ACTIVITY: Go through the entries below. Copy out every line that contains "price".

Stored items:

"""

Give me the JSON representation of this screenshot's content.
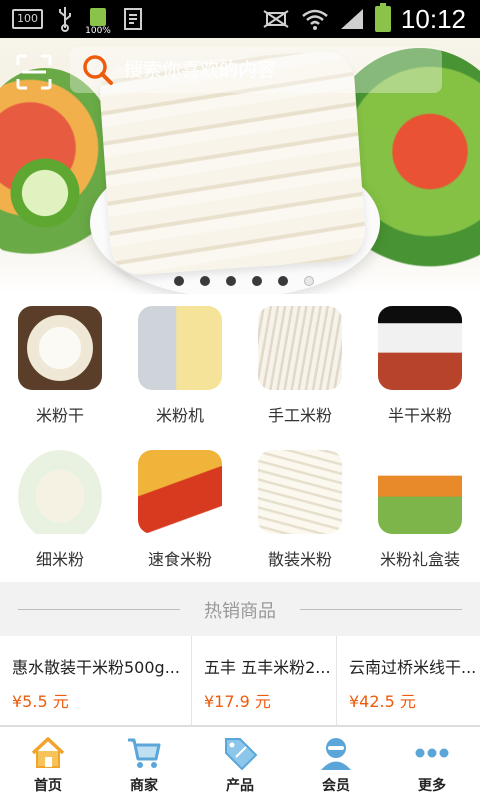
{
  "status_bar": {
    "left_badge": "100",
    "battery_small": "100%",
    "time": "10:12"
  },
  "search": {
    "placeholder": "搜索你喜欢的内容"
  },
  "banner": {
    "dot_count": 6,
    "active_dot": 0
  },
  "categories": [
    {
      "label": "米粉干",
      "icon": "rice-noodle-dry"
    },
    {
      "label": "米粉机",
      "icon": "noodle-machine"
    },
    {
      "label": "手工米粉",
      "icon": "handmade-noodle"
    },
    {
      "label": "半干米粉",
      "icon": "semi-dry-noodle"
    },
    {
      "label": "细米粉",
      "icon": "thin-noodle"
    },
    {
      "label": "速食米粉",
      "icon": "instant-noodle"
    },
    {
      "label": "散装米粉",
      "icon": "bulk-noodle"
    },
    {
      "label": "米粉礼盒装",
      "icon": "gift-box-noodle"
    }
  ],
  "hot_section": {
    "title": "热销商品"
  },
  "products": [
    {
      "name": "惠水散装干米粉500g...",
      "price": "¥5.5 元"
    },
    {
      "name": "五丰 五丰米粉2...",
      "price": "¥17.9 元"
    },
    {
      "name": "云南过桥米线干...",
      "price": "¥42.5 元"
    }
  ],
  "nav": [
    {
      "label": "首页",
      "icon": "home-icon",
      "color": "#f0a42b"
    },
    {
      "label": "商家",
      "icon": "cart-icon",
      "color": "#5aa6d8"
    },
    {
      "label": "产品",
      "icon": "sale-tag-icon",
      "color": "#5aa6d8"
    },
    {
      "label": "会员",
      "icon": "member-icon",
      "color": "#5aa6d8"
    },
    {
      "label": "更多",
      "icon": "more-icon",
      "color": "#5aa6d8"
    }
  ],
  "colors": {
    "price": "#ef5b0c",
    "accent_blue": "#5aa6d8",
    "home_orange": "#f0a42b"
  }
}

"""

RESPONSE TO THE EXERCISE:
      "price": "¥5.5 元"
      "price": "¥17.9 元"
      "price": "¥42.5 元"
    "price": "#ef5b0c",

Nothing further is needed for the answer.